◆ **TASK STATEMENT**:
When a line in the listing contains the string "flag", pick it out and copy it.

# # # # #

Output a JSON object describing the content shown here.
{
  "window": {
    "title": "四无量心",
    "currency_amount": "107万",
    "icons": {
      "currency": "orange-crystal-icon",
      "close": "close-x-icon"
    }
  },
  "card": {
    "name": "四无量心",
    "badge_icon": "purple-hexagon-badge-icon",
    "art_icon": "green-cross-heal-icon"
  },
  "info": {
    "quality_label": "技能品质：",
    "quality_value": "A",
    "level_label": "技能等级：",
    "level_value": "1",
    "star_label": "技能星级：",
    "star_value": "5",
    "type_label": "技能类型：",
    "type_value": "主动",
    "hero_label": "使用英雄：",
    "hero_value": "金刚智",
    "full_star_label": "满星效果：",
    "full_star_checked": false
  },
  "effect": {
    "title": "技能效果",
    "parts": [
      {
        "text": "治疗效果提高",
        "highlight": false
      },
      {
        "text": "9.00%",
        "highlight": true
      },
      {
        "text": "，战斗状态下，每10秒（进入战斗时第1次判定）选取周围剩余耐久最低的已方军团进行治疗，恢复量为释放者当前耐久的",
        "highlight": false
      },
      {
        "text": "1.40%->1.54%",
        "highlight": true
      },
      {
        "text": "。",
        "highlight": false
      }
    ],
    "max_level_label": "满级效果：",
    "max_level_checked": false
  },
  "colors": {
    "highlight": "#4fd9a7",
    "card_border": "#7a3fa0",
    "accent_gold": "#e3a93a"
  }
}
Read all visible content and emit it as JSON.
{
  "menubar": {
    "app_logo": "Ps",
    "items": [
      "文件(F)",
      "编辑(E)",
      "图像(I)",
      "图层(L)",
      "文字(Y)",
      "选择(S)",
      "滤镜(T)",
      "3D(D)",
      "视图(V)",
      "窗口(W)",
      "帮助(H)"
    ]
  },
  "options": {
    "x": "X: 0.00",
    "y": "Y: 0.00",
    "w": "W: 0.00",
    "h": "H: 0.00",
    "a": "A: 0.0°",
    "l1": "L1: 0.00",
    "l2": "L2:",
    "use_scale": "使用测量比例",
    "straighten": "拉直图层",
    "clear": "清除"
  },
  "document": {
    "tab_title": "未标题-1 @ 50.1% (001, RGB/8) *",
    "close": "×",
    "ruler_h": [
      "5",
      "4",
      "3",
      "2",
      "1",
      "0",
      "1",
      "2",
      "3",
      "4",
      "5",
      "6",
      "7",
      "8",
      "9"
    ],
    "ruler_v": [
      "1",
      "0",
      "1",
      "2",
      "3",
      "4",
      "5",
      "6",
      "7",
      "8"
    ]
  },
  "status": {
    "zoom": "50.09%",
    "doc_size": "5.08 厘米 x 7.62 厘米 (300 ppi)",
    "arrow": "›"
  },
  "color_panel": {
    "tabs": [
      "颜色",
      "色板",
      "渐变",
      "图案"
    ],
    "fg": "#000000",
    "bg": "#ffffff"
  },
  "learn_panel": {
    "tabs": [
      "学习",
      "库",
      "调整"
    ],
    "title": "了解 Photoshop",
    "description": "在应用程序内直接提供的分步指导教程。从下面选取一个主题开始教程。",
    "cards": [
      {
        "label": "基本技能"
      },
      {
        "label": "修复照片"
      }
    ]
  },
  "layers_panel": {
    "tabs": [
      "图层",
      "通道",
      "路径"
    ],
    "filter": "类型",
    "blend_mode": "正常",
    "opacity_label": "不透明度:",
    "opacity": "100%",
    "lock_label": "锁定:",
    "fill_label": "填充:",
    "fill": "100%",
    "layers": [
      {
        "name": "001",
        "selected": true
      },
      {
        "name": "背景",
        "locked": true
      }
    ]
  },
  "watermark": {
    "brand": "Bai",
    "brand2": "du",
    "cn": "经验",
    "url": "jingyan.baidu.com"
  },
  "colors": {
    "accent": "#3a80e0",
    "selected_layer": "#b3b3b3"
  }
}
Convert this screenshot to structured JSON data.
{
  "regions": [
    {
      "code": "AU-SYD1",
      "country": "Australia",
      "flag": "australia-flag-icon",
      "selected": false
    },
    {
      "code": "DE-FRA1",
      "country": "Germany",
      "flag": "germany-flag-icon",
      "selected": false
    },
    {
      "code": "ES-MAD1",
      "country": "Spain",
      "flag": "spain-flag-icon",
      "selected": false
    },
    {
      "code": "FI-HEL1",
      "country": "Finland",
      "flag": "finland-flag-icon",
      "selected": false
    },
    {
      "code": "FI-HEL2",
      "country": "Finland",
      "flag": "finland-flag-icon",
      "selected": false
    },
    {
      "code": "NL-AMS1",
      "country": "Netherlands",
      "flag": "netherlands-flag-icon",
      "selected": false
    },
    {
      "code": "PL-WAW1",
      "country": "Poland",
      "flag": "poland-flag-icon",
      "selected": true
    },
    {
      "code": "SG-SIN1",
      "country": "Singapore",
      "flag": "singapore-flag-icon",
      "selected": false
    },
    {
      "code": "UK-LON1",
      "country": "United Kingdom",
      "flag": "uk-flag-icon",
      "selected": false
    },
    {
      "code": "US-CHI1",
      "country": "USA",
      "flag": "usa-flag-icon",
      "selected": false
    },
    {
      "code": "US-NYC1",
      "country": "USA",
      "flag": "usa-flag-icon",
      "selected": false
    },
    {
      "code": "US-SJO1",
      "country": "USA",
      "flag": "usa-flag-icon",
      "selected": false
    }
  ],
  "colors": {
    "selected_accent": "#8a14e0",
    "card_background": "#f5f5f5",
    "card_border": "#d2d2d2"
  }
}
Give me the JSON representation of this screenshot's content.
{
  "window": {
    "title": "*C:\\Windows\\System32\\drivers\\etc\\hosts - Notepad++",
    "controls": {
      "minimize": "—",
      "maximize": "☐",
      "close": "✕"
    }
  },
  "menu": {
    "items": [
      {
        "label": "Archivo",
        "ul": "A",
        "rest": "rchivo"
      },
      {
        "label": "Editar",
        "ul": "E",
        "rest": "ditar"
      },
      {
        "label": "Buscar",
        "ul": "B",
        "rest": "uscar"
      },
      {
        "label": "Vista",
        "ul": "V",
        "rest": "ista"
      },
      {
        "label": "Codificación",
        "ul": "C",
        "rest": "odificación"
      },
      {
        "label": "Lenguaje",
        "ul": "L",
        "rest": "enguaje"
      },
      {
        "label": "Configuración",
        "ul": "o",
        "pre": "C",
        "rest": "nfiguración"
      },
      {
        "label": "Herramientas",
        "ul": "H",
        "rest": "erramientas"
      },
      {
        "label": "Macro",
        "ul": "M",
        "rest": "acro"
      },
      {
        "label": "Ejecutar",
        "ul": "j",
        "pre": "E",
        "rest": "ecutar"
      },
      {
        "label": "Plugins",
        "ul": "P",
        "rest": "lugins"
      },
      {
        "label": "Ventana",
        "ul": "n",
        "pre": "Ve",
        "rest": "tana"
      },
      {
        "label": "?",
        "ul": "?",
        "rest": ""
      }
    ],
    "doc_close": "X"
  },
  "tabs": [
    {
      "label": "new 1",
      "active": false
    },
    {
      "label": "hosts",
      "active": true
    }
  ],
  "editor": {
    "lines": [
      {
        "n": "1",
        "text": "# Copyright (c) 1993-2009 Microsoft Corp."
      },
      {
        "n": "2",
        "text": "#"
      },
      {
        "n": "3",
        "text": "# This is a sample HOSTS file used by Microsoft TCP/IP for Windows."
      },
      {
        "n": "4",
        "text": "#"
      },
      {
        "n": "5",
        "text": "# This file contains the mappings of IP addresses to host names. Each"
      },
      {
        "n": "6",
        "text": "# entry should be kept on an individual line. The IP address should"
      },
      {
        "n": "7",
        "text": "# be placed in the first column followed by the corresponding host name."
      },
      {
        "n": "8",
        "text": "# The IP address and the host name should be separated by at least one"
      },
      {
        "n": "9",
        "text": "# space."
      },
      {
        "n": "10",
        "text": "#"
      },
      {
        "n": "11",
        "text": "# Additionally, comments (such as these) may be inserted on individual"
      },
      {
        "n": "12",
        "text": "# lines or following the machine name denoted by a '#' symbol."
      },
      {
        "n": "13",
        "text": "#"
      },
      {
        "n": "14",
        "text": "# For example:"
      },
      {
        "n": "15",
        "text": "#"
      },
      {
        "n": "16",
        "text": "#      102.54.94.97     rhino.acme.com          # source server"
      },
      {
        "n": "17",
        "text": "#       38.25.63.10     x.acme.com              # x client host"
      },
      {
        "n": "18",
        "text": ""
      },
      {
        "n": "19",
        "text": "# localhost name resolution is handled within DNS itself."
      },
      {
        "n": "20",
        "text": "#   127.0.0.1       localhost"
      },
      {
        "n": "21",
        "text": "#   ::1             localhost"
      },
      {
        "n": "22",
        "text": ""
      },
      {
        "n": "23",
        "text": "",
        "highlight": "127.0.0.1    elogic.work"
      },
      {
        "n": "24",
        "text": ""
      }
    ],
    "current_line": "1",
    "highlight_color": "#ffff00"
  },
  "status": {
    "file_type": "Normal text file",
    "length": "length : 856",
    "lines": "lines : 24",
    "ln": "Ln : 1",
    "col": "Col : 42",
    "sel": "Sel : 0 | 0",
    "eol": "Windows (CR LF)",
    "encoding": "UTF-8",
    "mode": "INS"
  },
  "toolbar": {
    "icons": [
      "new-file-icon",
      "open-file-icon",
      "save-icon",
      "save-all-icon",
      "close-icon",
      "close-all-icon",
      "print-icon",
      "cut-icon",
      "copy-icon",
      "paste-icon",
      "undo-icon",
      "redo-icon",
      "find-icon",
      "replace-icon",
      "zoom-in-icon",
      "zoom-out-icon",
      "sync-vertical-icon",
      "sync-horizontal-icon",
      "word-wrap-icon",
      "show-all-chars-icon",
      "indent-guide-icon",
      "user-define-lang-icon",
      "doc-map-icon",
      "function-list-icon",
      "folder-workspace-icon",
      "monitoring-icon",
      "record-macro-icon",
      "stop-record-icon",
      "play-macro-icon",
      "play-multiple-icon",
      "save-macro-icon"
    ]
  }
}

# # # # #

◆ **ANSWER**:
      "flag": "australia-flag-icon",
      "flag": "germany-flag-icon",
      "flag": "spain-flag-icon",
      "flag": "finland-flag-icon",
      "flag": "finland-flag-icon",
      "flag": "netherlands-flag-icon",
      "flag": "poland-flag-icon",
      "flag": "singapore-flag-icon",
      "flag": "uk-flag-icon",
      "flag": "usa-flag-icon",
      "flag": "usa-flag-icon",
      "flag": "usa-flag-icon",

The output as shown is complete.